Candidate: Ultomiris® (ravulizumab-cwvz)
Type: Complement inhibitor indicated for adults with paroxysmal nocturnal hemoglobinuria (PNH), and adults and children one month of age and older with atypical hemolytic uremic syndrome (aHUS).
Status: In announcing third-quarter 2020 results on October 29, Alexion said a Phase III randomized controlled trial (NCT04369469) assessing Ultomiris in adults with COVID-19 who are hospitalized with severe pneumonia or acute respiratory distress syndrome was underway. The trial is designed to evaluate the efficacy, safety, pharmacokinetics, and pharmacodynamics of Ultomiris in adult patients with COVID-19 severe pneumonia, acute lung injury, or acute respiratory distress syndrome.
The trial is estimated to enroll 270 participants in the U.S. and four other countries (France, Japan, Spain, and the U.K.). Two-thirds of the participants will be randomized to Ultomiris, the other third to best supporting care Patients will be randomly assigned to receive ravulizumab in addition to best supportive care (BSC) alone.
Alexion announced plans for the Phase III trial on April 20, saying patients would be enrolled across countries with “high” numbers of diagnosed cases beginning in May. The company said the study would evaluate the impact of Ultomiris on survival, duration of mechanical ventilation, and hospital stay compared to best supportive care.
The company cited published preclinical data suggesting that inhibition of terminal complement can lower cytokine and chemokine levels and significantly reduce lung inflammation and pathology in animal models of viral pneumonia.

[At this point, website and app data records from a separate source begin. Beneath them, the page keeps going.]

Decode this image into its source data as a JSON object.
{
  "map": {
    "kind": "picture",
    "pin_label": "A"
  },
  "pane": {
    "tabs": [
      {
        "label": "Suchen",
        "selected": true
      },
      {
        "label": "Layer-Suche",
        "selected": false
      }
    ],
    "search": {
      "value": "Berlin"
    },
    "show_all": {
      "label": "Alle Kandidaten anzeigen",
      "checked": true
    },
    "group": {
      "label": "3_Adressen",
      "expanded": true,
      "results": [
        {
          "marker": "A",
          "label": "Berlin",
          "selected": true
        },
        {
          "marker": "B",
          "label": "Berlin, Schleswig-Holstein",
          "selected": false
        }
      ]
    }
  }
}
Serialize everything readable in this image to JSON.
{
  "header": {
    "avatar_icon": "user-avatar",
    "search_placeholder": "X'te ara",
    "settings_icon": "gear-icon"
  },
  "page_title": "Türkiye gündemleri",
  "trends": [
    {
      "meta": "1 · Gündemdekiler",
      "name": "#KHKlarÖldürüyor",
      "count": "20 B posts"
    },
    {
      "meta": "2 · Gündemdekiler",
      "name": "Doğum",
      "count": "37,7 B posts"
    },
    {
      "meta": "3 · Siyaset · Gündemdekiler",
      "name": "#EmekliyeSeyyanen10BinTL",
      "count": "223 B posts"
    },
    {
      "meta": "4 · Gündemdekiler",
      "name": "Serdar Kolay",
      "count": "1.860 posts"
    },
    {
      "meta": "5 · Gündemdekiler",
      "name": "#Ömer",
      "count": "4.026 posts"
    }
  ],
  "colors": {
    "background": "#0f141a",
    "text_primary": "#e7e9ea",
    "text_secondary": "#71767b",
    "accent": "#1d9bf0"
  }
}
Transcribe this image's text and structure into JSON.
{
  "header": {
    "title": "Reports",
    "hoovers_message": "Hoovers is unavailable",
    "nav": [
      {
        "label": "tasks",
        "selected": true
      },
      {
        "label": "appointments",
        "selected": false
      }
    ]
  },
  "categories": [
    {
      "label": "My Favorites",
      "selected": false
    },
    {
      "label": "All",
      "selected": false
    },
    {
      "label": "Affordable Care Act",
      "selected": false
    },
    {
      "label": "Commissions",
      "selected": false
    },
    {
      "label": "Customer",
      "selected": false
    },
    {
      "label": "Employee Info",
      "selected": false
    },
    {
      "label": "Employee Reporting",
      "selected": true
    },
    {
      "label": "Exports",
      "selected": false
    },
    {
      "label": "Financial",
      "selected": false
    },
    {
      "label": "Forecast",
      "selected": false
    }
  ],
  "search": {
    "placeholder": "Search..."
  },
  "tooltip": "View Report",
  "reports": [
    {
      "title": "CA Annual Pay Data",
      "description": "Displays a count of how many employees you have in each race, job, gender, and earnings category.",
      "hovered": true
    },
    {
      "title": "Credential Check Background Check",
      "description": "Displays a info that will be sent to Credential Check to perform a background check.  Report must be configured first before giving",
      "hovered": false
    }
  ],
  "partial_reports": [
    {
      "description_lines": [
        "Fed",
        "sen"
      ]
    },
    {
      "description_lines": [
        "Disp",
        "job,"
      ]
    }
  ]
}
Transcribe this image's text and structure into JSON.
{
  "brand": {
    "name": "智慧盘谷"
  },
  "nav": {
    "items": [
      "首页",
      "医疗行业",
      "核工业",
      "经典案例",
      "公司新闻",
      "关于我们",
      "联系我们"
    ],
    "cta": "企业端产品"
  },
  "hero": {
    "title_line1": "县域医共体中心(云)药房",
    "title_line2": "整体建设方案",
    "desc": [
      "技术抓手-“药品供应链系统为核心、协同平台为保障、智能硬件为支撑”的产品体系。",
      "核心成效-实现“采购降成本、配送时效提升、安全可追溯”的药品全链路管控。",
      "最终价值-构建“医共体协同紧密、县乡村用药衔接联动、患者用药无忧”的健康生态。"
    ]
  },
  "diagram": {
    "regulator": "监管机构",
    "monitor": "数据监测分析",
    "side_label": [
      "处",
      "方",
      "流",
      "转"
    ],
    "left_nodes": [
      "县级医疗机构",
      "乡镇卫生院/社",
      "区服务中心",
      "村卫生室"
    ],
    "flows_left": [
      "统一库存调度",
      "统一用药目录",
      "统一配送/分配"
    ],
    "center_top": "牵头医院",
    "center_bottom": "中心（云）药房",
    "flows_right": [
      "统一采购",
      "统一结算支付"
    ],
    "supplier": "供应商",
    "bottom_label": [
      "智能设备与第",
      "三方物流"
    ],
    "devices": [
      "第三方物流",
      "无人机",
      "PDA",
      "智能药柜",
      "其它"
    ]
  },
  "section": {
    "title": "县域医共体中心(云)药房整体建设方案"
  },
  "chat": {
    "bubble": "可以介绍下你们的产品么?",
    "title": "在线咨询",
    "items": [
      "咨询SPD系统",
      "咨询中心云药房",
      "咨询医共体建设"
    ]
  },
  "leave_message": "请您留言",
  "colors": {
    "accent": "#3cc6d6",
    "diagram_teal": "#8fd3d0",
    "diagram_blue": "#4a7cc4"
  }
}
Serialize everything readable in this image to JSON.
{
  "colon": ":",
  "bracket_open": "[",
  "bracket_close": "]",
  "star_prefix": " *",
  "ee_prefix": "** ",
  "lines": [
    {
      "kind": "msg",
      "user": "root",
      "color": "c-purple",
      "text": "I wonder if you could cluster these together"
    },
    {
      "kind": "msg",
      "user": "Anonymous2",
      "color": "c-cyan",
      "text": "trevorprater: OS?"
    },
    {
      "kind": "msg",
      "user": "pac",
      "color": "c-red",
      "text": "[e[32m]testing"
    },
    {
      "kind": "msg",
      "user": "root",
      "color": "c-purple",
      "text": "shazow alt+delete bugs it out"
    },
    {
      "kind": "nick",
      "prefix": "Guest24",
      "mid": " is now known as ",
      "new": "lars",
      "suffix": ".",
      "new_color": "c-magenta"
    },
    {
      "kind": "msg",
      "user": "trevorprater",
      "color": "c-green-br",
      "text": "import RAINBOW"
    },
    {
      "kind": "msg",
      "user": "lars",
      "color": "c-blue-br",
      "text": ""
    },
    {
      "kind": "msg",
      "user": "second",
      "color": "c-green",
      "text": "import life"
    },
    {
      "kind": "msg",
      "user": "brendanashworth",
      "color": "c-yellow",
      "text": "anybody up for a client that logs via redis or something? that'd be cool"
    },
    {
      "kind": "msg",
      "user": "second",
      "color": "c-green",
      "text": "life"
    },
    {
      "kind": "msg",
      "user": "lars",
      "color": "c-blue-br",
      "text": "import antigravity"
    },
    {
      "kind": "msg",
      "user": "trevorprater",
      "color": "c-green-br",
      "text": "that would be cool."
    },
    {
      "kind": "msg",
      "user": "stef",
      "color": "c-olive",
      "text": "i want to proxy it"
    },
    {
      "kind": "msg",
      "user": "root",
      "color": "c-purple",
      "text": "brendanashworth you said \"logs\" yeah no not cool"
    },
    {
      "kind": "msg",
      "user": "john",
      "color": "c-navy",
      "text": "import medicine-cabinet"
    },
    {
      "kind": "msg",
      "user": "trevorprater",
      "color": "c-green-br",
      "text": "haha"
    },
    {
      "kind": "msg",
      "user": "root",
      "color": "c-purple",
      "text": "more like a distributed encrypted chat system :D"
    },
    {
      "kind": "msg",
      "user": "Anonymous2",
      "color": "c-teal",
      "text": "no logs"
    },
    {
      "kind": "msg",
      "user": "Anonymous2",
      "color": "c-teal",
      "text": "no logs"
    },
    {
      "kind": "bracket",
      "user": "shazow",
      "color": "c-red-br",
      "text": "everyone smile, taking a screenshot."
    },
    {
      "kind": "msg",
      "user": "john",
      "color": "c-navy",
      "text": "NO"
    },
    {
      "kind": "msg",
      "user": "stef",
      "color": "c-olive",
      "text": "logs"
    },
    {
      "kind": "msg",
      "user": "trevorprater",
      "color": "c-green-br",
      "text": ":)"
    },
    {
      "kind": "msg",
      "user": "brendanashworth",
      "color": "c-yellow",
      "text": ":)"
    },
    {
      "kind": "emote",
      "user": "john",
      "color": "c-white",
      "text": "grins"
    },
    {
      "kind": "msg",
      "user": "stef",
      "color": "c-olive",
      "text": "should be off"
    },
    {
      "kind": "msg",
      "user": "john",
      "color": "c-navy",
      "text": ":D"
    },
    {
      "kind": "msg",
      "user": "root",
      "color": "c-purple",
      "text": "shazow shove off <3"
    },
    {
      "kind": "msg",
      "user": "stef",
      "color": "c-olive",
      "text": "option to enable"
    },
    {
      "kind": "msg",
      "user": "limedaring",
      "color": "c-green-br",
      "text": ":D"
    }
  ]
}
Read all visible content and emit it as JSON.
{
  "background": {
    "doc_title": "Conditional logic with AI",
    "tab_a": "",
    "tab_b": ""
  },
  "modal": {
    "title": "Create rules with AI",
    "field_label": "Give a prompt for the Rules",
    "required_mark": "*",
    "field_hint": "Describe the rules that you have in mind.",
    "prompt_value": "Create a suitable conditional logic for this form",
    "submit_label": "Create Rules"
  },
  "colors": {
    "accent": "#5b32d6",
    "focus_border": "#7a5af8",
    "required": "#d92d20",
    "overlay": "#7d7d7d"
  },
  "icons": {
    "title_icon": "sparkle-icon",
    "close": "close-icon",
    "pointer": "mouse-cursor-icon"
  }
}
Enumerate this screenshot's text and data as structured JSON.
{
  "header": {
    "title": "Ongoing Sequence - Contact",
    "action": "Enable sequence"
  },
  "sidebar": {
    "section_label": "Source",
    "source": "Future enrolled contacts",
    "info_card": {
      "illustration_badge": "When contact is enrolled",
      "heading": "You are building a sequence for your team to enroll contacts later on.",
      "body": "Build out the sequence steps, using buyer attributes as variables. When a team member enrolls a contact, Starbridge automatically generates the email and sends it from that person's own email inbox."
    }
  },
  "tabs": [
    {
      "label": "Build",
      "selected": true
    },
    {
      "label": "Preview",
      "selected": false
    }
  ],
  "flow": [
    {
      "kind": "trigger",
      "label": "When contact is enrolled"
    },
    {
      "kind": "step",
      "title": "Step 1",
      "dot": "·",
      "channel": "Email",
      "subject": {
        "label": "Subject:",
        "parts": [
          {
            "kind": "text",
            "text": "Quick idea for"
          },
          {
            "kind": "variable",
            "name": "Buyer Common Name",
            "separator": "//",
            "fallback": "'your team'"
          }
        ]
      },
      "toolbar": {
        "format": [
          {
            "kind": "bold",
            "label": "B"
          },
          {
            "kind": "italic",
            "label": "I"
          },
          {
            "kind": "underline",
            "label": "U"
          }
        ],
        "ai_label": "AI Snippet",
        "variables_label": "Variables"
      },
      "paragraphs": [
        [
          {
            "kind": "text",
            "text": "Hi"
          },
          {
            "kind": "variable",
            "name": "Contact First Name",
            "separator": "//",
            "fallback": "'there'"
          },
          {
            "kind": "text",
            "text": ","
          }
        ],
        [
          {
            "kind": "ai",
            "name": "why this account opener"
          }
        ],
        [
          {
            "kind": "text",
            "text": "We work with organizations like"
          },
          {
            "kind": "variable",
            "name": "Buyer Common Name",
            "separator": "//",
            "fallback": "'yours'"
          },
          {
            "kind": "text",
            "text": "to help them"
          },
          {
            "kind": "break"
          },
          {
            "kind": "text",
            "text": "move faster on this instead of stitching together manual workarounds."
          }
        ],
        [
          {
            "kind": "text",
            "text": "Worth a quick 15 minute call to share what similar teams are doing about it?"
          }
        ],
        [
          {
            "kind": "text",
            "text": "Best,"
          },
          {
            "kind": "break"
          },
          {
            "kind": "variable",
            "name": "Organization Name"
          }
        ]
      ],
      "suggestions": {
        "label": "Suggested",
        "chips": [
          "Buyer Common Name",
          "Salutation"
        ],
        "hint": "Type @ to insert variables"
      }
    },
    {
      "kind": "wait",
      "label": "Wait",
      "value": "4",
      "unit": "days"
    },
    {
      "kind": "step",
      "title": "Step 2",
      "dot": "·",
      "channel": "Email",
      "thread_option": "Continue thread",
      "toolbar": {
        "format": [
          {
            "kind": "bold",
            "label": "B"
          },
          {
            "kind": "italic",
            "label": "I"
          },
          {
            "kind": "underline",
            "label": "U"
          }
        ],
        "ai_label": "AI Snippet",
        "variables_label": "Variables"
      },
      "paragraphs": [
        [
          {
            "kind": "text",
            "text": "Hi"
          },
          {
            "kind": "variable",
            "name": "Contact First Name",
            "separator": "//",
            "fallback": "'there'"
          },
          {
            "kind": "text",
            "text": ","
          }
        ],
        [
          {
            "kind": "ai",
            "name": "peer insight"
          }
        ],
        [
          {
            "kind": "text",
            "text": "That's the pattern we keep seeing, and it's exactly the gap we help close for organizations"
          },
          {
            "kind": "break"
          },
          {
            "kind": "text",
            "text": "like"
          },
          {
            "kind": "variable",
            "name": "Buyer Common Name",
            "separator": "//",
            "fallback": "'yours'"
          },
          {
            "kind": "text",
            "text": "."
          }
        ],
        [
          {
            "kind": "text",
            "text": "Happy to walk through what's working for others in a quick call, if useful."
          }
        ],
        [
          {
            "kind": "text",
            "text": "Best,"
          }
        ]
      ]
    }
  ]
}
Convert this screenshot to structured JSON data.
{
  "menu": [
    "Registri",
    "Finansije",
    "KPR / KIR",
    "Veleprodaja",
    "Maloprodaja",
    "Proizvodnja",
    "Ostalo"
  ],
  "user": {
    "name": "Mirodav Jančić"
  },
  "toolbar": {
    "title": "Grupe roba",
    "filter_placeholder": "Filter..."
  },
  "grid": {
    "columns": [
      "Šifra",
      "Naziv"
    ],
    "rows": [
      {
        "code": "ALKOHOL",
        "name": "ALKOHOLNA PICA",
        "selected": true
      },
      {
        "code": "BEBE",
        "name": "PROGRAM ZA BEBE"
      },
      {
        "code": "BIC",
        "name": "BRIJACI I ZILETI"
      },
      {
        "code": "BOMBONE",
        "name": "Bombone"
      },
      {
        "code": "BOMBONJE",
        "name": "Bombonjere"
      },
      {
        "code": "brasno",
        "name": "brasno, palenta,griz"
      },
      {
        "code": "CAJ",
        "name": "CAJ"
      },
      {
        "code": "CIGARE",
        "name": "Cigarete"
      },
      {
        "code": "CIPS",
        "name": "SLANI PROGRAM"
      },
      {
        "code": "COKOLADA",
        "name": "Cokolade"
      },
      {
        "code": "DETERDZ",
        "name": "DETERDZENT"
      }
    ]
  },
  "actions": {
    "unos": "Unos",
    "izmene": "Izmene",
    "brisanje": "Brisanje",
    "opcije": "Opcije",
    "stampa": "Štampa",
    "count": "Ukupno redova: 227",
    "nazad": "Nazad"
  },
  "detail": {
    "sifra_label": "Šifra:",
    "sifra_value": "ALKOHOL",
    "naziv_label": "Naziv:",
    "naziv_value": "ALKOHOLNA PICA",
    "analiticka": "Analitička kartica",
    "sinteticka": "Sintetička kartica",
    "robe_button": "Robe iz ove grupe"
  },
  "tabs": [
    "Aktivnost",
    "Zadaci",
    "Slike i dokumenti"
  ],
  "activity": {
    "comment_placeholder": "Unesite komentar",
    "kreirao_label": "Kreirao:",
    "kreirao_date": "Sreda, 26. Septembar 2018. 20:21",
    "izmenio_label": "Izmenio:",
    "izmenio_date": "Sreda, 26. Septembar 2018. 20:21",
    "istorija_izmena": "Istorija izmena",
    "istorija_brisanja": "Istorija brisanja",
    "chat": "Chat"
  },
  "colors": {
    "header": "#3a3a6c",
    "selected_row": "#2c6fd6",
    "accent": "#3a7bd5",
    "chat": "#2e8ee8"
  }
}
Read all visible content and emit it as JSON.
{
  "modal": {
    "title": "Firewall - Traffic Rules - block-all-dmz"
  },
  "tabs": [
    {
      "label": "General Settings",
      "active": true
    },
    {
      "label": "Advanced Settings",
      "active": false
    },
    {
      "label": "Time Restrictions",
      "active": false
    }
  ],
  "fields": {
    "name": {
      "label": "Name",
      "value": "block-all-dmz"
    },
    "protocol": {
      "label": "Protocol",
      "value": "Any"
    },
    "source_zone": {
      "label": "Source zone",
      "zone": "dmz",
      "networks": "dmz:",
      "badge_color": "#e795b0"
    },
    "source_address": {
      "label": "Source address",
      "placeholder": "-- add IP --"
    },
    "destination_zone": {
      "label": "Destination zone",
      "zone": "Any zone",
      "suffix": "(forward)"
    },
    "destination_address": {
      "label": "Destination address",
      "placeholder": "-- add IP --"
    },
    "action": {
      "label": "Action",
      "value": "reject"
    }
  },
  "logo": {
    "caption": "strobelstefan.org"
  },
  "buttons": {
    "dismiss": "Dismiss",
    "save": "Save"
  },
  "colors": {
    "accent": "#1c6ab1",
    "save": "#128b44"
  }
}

Alexion also said elevated complement biomarkers and promising preliminary clinical evidence from patients who accessed Soliris (eculizumab) through the company’s compassionate use program suggested that complement inhibition may improve coronaviral-mediated lung injury.
COVID-19: 300 Candidates and Counting
To navigate through the >300 potential therapeutic and vaccine options for COVID-19, GEN has grouped the candidates into four broad categories based on their developmental and (where applicable) clinical progress:
● FRONT RUNNER – the most promising therapeutics/vaccines based on clinical progress, favorable data or both.
● DEFINITELY MAYBE – earlier phases with promising partners, or more advanced candidates in development that have generated uneven data.
● KEEPING AN EYE ON… – interesting technology, attracting notable partners, or both, but preliminary data.
● TOO SOON TO TELL – longshots pending additional experimental and/or clinical data.
GEN has also tagged the most common treatment types: